The Fifth Child may not have been the best choice for my first reading of speculative-fictioneer-in-disguise and Nobel laureate Doris Lessing.
The story of an old-fashioned couple living against the grain of their times (the swinging 60s and early 70s) by buying an enormous Victorian house and planning to have as many children as possible, The Fifth Child is told in an abstract third person omniscient narrative style in which the modern rule of "show, don't tell" is not so much broken as completely ignored. There are very few actual scenes and little dialogue; everything is skimmed through, summarized, at least until the birth of the titular child, the monstrous Ben.
Ben is a hard character to read for most of this very short novel, in that one is constantly trying to read between the lines and diagnose him. Is he somewhere along the autism spectrum? Is he genetically damaged somehow? Finally the narrative reveals that he's meant as some kind of genetic throwback, a chance freak with mostly Neanderthal or other early hominid traits, powerfully built, powerfully hungry, full of rage and incomprehension and inability to cope with the mid-century world of extreme suburban London and an out-of-step large family in their grand hotel of a house.
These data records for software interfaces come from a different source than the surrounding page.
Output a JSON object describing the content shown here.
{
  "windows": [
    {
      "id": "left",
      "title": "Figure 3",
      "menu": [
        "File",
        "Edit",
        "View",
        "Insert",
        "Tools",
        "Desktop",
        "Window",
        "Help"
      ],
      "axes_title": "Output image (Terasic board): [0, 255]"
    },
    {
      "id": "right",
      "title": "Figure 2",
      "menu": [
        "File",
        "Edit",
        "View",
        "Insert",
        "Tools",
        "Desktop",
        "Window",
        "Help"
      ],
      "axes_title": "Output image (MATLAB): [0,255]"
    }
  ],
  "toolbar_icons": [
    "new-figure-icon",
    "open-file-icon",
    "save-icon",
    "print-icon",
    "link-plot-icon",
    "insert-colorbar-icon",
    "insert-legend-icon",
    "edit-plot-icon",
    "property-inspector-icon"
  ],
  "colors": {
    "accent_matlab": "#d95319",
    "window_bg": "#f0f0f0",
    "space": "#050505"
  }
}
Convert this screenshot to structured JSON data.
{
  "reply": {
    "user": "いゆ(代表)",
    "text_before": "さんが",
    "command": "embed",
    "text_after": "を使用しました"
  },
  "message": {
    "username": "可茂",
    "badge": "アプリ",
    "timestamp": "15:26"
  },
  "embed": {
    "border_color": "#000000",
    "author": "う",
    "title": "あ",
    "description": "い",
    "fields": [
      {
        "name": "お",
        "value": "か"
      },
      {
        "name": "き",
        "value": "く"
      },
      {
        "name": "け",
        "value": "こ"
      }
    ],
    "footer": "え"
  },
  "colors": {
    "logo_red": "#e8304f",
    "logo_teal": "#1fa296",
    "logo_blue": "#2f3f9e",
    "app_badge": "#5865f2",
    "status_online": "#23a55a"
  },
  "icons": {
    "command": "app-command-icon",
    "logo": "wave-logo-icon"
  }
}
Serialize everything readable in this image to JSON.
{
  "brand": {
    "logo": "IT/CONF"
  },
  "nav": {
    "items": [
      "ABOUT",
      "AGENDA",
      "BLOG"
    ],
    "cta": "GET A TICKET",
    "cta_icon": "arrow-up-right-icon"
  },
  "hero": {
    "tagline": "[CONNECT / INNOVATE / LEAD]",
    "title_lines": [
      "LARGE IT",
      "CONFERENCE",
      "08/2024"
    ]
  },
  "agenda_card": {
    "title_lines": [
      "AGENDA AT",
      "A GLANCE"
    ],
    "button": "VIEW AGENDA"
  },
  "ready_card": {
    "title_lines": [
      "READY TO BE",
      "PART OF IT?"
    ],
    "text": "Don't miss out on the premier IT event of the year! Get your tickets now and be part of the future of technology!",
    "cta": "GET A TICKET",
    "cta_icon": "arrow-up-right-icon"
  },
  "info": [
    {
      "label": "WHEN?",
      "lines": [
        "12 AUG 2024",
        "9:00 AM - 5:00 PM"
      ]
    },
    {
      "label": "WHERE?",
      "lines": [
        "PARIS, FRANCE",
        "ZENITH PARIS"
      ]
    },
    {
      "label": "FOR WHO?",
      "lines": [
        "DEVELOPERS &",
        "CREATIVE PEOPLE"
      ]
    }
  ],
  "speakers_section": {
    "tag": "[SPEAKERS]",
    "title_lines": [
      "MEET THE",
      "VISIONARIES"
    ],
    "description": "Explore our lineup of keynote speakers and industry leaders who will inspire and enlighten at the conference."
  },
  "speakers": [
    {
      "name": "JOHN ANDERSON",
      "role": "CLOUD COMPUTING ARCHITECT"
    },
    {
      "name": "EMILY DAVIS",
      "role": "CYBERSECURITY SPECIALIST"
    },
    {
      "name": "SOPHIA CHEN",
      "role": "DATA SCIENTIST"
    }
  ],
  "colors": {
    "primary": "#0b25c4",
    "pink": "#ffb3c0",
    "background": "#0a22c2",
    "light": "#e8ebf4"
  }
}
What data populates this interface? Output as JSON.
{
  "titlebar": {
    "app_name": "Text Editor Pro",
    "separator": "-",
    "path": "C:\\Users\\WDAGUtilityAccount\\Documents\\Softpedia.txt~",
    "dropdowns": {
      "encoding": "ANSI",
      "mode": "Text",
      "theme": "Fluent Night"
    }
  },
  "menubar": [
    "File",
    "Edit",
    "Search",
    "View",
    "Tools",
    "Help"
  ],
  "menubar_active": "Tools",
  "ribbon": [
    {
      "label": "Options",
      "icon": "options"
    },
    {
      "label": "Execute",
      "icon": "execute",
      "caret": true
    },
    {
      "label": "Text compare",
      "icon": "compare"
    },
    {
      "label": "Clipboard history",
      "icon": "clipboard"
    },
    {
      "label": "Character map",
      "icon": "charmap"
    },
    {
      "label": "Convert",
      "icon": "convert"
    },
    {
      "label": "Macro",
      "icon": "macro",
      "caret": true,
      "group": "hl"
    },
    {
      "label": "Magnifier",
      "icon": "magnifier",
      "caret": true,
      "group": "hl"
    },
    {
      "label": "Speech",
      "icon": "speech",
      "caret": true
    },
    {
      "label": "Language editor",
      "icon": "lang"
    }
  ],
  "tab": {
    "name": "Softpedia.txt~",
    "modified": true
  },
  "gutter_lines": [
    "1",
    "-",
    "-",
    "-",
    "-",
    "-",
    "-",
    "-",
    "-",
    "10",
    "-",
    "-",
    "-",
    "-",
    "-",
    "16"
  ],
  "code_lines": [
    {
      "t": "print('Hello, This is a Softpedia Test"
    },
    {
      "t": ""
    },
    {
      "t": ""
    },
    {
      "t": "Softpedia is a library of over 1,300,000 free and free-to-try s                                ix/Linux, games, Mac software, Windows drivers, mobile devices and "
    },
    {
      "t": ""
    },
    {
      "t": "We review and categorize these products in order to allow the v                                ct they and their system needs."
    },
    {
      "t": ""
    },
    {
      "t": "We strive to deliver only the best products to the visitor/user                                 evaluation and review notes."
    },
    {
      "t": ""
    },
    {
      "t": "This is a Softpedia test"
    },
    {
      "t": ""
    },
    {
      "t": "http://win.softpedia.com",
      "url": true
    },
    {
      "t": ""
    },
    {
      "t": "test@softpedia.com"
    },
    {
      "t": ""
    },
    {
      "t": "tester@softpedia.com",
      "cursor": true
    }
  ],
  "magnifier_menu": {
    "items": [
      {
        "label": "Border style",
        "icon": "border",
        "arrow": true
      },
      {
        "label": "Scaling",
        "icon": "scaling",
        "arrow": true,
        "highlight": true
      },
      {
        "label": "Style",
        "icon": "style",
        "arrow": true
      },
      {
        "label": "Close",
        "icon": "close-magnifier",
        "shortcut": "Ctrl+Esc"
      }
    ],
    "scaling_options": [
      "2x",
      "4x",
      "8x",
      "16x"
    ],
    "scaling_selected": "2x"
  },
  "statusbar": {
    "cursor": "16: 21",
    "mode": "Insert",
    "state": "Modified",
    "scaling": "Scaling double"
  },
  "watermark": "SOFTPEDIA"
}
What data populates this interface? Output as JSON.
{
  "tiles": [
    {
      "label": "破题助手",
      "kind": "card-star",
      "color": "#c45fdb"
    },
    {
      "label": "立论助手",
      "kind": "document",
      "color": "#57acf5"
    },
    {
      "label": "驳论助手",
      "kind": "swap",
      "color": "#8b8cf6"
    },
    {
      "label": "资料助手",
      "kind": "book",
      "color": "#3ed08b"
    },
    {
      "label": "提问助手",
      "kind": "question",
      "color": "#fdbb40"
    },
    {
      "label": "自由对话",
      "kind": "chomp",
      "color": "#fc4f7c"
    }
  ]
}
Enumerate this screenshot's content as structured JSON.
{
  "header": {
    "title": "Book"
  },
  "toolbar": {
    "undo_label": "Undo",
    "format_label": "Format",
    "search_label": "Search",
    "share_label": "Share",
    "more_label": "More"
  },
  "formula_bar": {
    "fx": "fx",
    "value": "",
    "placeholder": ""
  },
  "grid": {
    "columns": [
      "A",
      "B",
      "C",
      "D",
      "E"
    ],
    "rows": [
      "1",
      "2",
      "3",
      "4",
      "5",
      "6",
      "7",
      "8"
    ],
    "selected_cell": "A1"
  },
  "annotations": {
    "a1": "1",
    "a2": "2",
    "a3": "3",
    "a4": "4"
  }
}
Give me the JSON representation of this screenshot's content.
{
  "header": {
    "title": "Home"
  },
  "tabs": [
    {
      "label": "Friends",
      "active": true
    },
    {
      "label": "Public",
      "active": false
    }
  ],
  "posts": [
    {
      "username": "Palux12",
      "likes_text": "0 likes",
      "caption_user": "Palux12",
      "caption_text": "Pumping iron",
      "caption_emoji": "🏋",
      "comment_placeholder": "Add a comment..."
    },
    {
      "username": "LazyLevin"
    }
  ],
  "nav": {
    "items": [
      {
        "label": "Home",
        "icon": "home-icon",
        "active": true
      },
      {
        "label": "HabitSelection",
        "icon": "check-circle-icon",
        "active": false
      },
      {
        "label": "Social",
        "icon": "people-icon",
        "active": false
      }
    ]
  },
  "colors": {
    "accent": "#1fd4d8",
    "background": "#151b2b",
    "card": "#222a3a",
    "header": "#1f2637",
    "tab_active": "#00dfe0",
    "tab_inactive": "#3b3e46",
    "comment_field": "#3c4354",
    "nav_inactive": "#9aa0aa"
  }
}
At any rate, his arrival upsets everything. Before he's even reached his terrible twos he's a puppy and kitty killer and David and Harriet's extended family, heretofore known to gather en masse and at length at the big house for holidays, start drifting away even before the nuclear family itself starts breaking down.
As it explores this theme of extreme alienation from one's offspring, The Fifth Child thus felt, after I had so recently subjected myself to, been awed by, and weirdly enjoyed The Flame Alphabet, a lesser companion volume to that book. I'm not sure if that means Ben Marcus is a better writer than Lessing, since I've only read one book from each writer, but if pressed, at this point I would have to rank Marcus much higher in my esteem.
As I said, this novel felt more like an abstract for a much longer one, and thus was somewhat unsatisfying. Dramatic events are robbed of their power by being presented after the fact and second hand; conversations are summarized rather than shared; even internal states are alluded to more than explored. Perhaps I was simply in the mood for more of a big sprawling social novel like most people would have written; perhaps this compactness is Lessing's genius and I am simply not equipped to appreciate it. I don't have the answer right now. I'm going to give her another chance. Suggestions on what to read to actually appreciate her are welcome; I've never been disappointed by a Nobel laureate before, you guys. It feels weird.